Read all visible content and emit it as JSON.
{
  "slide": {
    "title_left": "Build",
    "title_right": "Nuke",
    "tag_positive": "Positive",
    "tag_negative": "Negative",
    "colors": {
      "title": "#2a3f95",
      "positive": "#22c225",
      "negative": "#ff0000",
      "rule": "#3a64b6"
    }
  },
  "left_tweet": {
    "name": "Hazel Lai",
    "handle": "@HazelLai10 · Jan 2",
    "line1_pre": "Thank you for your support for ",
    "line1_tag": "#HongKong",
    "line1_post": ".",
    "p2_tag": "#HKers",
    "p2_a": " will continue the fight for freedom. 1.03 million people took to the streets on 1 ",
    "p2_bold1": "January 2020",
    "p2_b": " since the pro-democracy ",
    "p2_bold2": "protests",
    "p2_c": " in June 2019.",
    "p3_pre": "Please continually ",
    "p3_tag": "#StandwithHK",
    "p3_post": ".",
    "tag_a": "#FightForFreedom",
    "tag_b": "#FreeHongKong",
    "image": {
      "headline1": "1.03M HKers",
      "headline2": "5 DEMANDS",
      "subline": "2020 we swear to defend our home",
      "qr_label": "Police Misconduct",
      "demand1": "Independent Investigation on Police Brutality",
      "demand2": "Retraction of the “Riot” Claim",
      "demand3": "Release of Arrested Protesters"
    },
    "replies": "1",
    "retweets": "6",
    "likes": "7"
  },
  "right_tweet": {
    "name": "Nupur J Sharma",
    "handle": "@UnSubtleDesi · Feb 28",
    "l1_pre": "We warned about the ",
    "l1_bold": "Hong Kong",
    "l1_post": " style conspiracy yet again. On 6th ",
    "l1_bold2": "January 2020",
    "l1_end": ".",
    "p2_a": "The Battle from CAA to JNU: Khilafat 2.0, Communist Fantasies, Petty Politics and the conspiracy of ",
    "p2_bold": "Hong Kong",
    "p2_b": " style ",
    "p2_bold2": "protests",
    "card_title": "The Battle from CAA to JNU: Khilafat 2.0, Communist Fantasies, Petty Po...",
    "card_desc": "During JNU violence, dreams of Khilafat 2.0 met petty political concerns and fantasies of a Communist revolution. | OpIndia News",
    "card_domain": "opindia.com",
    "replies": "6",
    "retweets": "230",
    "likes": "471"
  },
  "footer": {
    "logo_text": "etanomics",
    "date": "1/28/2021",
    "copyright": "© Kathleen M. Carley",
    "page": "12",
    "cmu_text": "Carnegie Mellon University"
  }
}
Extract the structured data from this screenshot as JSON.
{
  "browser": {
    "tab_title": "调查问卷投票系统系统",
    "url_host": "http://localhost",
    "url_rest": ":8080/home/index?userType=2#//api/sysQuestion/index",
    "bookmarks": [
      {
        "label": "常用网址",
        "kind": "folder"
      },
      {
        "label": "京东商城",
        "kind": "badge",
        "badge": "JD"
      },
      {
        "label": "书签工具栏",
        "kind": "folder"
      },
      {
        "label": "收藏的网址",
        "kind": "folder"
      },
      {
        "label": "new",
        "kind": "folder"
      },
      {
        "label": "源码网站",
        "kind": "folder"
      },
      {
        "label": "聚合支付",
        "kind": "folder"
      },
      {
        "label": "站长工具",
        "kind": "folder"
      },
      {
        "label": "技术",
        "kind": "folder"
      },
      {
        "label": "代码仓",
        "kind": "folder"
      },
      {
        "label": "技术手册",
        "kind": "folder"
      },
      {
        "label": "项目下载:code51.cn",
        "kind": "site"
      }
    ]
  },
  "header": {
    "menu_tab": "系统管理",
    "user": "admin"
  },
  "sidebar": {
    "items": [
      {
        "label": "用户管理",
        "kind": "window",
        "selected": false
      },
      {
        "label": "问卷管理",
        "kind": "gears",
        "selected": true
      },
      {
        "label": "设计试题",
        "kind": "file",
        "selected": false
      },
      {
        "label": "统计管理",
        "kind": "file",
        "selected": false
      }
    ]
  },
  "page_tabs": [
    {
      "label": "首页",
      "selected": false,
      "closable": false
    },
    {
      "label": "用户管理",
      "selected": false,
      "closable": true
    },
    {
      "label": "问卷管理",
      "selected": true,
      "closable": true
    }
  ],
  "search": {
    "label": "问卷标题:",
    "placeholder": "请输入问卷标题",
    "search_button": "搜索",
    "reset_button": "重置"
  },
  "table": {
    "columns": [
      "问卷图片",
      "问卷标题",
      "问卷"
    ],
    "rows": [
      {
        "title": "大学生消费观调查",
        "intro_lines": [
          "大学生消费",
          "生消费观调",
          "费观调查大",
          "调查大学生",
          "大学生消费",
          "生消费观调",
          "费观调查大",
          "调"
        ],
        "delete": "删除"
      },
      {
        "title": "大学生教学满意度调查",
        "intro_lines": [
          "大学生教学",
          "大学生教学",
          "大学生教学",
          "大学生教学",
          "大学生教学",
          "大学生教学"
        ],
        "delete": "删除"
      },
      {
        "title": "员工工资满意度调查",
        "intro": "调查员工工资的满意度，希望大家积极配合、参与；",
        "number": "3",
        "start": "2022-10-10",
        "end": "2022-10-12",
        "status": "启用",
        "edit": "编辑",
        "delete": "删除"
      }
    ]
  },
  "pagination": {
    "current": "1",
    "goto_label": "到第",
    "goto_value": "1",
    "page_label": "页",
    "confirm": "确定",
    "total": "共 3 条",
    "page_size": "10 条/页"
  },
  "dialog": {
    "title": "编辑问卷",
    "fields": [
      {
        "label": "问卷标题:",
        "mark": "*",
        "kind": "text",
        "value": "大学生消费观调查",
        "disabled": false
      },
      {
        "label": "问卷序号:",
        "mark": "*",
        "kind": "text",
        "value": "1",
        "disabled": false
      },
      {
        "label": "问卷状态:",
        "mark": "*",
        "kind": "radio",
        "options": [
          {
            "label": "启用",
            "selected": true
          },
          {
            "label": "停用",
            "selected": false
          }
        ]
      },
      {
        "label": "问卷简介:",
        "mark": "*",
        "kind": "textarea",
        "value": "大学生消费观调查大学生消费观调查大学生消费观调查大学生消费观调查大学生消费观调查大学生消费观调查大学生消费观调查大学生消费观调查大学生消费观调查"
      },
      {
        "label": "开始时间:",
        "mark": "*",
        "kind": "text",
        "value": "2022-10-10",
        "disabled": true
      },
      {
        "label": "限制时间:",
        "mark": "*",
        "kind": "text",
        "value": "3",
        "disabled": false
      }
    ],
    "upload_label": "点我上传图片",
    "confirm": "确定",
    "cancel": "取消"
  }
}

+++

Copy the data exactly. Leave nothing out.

Read all visible content and emit it as JSON.
{
  "slide": {
    "title_left": "Build",
    "title_right": "Nuke",
    "tag_positive": "Positive",
    "tag_negative": "Negative",
    "colors": {
      "title": "#2a3f95",
      "positive": "#22c225",
      "negative": "#ff0000",
      "rule": "#3a64b6"
    }
  },
  "left_tweet": {
    "name": "Hazel Lai",
    "handle": "@HazelLai10 · Jan 2",
    "line1_pre": "Thank you for your support for ",
    "line1_tag": "#HongKong",
    "line1_post": ".",
    "p2_tag": "#HKers",
    "p2_a": " will continue the fight for freedom. 1.03 million people took to the streets on 1 ",
    "p2_bold1": "January 2020",
    "p2_b": " since the pro-democracy ",
    "p2_bold2": "protests",
    "p2_c": " in June 2019.",
    "p3_pre": "Please continually ",
    "p3_tag": "#StandwithHK",
    "p3_post": ".",
    "tag_a": "#FightForFreedom",
    "tag_b": "#FreeHongKong",
    "image": {
      "headline1": "1.03M HKers",
      "headline2": "5 DEMANDS",
      "subline": "2020 we swear to defend our home",
      "qr_label": "Police Misconduct",
      "demand1": "Independent Investigation on Police Brutality",
      "demand2": "Retraction of the “Riot” Claim",
      "demand3": "Release of Arrested Protesters"
    },
    "replies": "1",
    "retweets": "6",
    "likes": "7"
  },
  "right_tweet": {
    "name": "Nupur J Sharma",
    "handle": "@UnSubtleDesi · Feb 28",
    "l1_pre": "We warned about the ",
    "l1_bold": "Hong Kong",
    "l1_post": " style conspiracy yet again. On 6th ",
    "l1_bold2": "January 2020",
    "l1_end": ".",
    "p2_a": "The Battle from CAA to JNU: Khilafat 2.0, Communist Fantasies, Petty Politics and the conspiracy of ",
    "p2_bold": "Hong Kong",
    "p2_b": " style ",
    "p2_bold2": "protests",
    "card_title": "The Battle from CAA to JNU: Khilafat 2.0, Communist Fantasies, Petty Po...",
    "card_desc": "During JNU violence, dreams of Khilafat 2.0 met petty political concerns and fantasies of a Communist revolution. | OpIndia News",
    "card_domain": "opindia.com",
    "replies": "6",
    "retweets": "230",
    "likes": "471"
  },
  "footer": {
    "logo_text": "etanomics",
    "date": "1/28/2021",
    "copyright": "© Kathleen M. Carley",
    "page": "12",
    "cmu_text": "Carnegie Mellon University"
  }
}
Extract the structured data from this screenshot as JSON.
{
  "browser": {
    "tab_title": "调查问卷投票系统系统",
    "url_host": "http://localhost",
    "url_rest": ":8080/home/index?userType=2#//api/sysQuestion/index",
    "bookmarks": [
      {
        "label": "常用网址",
        "kind": "folder"
      },
      {
        "label": "京东商城",
        "kind": "badge",
        "badge": "JD"
      },
      {
        "label": "书签工具栏",
        "kind": "folder"
      },
      {
        "label": "收藏的网址",
        "kind": "folder"
      },
      {
        "label": "new",
        "kind": "folder"
      },
      {
        "label": "源码网站",
        "kind": "folder"
      },
      {
        "label": "聚合支付",
        "kind": "folder"
      },
      {
        "label": "站长工具",
        "kind": "folder"
      },
      {
        "label": "技术",
        "kind": "folder"
      },
      {
        "label": "代码仓",
        "kind": "folder"
      },
      {
        "label": "技术手册",
        "kind": "folder"
      },
      {
        "label": "项目下载:code51.cn",
        "kind": "site"
      }
    ]
  },
  "header": {
    "menu_tab": "系统管理",
    "user": "admin"
  },
  "sidebar": {
    "items": [
      {
        "label": "用户管理",
        "kind": "window",
        "selected": false
      },
      {
        "label": "问卷管理",
        "kind": "gears",
        "selected": true
      },
      {
        "label": "设计试题",
        "kind": "file",
        "selected": false
      },
      {
        "label": "统计管理",
        "kind": "file",
        "selected": false
      }
    ]
  },
  "page_tabs": [
    {
      "label": "首页",
      "selected": false,
      "closable": false
    },
    {
      "label": "用户管理",
      "selected": false,
      "closable": true
    },
    {
      "label": "问卷管理",
      "selected": true,
      "closable": true
    }
  ],
  "search": {
    "label": "问卷标题:",
    "placeholder": "请输入问卷标题",
    "search_button": "搜索",
    "reset_button": "重置"
  },
  "table": {
    "columns": [
      "问卷图片",
      "问卷标题",
      "问卷"
    ],
    "rows": [
      {
        "title": "大学生消费观调查",
        "intro_lines": [
          "大学生消费",
          "生消费观调",
          "费观调查大",
          "调查大学生",
          "大学生消费",
          "生消费观调",
          "费观调查大",
          "调"
        ],
        "delete": "删除"
      },
      {
        "title": "大学生教学满意度调查",
        "intro_lines": [
          "大学生教学",
          "大学生教学",
          "大学生教学",
          "大学生教学",
          "大学生教学",
          "大学生教学"
        ],
        "delete": "删除"
      },
      {
        "title": "员工工资满意度调查",
        "intro": "调查员工工资的满意度，希望大家积极配合、参与；",
        "number": "3",
        "start": "2022-10-10",
        "end": "2022-10-12",
        "status": "启用",
        "edit": "编辑",
        "delete": "删除"
      }
    ]
  },
  "pagination": {
    "current": "1",
    "goto_label": "到第",
    "goto_value": "1",
    "page_label": "页",
    "confirm": "确定",
    "total": "共 3 条",
    "page_size": "10 条/页"
  },
  "dialog": {
    "title": "编辑问卷",
    "fields": [
      {
        "label": "问卷标题:",
        "mark": "*",
        "kind": "text",
        "value": "大学生消费观调查",
        "disabled": false
      },
      {
        "label": "问卷序号:",
        "mark": "*",
        "kind": "text",
        "value": "1",
        "disabled": false
      },
      {
        "label": "问卷状态:",
        "mark": "*",
        "kind": "radio",
        "options": [
          {
            "label": "启用",
            "selected": true
          },
          {
            "label": "停用",
            "selected": false
          }
        ]
      },
      {
        "label": "问卷简介:",
        "mark": "*",
        "kind": "textarea",
        "value": "大学生消费观调查大学生消费观调查大学生消费观调查大学生消费观调查大学生消费观调查大学生消费观调查大学生消费观调查大学生消费观调查大学生消费观调查"
      },
      {
        "label": "开始时间:",
        "mark": "*",
        "kind": "text",
        "value": "2022-10-10",
        "disabled": true
      },
      {
        "label": "限制时间:",
        "mark": "*",
        "kind": "text",
        "value": "3",
        "disabled": false
      }
    ],
    "upload_label": "点我上传图片",
    "confirm": "确定",
    "cancel": "取消"
  }
}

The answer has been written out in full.